Osteoarthritis is the most typical kind of arthritis. Incorrectly referred to as “wear and tear” or “degeneration” this type of arthritis commonly affects elderly people.

Degeneration is a misleading term because osteoarthritis involves the body’s attempt to repair itself and frequently has no noticeable symptoms. Minor injuries to an osteoarthritic joint cause the body to begin healing. During the healing process fluid may accumulate inside the joint and new bone may begin to grow. This can lead to swelling, stiffness, and pain.

Once the original reason for pain has eased, it is believed that the nerve endings surrounding the joint become more sensitive and continue to cause the pain and stiffness associated with osteoarthritis.

Other forms of arthritis can occur such as rheumatoid arthritis where the immune system attacks the joints, causing swelling, pain, and stiffness. Gout, which is brought on by crystals of uric acid irritating the joints. Psoriatic arthritis affects the skin, and infections may cause either reactive or post viral arthritis. There is also arthritis that is associated with inflammatory bowel disease known as enteropathic arthritis, juvenile inflammatory arthritis, affecting those under the age 16 and ankloysing spondylitis which may cause spinal fusion.  


Each of these varieties of arthritis is distinct, they all tend to result in difficulties with pain, stiffness, and swelling in the joints. Occasionally pain in the low back or spine may also be felt. Self-management of arthritis can be beneficial regardless of the type.

How We Treat

Treatment for patients with arthritis is designed to extend the range of motion of arthritic joints using a mix of joint articulation and mobilisation techniques. By widening the joints, fluid can enter the arthritic areas and lessen the uncomfortable symptoms of inflammation.
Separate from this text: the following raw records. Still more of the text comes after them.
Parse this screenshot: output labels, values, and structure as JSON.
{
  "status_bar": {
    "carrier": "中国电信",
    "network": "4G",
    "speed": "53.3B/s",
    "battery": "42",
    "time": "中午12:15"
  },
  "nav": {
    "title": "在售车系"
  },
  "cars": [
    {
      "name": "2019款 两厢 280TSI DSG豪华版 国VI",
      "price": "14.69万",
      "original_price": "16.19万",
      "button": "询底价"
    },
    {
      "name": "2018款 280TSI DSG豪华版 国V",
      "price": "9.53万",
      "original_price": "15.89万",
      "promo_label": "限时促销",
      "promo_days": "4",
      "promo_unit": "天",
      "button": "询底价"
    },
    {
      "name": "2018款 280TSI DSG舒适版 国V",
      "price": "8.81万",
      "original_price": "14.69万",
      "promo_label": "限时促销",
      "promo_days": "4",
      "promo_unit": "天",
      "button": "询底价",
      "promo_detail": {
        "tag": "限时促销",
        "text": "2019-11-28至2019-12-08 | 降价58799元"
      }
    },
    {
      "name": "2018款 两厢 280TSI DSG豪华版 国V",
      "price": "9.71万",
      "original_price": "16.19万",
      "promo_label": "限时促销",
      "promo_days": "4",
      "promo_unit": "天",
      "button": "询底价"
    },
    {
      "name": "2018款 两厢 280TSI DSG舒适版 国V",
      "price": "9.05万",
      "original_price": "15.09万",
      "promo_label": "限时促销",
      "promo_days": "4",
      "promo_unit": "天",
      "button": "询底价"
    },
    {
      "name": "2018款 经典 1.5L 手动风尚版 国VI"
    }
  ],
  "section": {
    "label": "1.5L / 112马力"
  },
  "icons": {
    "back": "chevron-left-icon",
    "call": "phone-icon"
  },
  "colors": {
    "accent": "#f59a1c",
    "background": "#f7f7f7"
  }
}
A customised fitness programme to enhance a quality of life while managing pain from arthritis may be suggested, allowing for the maintenance and progression of any gains made during the hands-on therapy sessions.

Where treatment is not possible, other options will be discussed and any appropriate referrals may be made with your consent.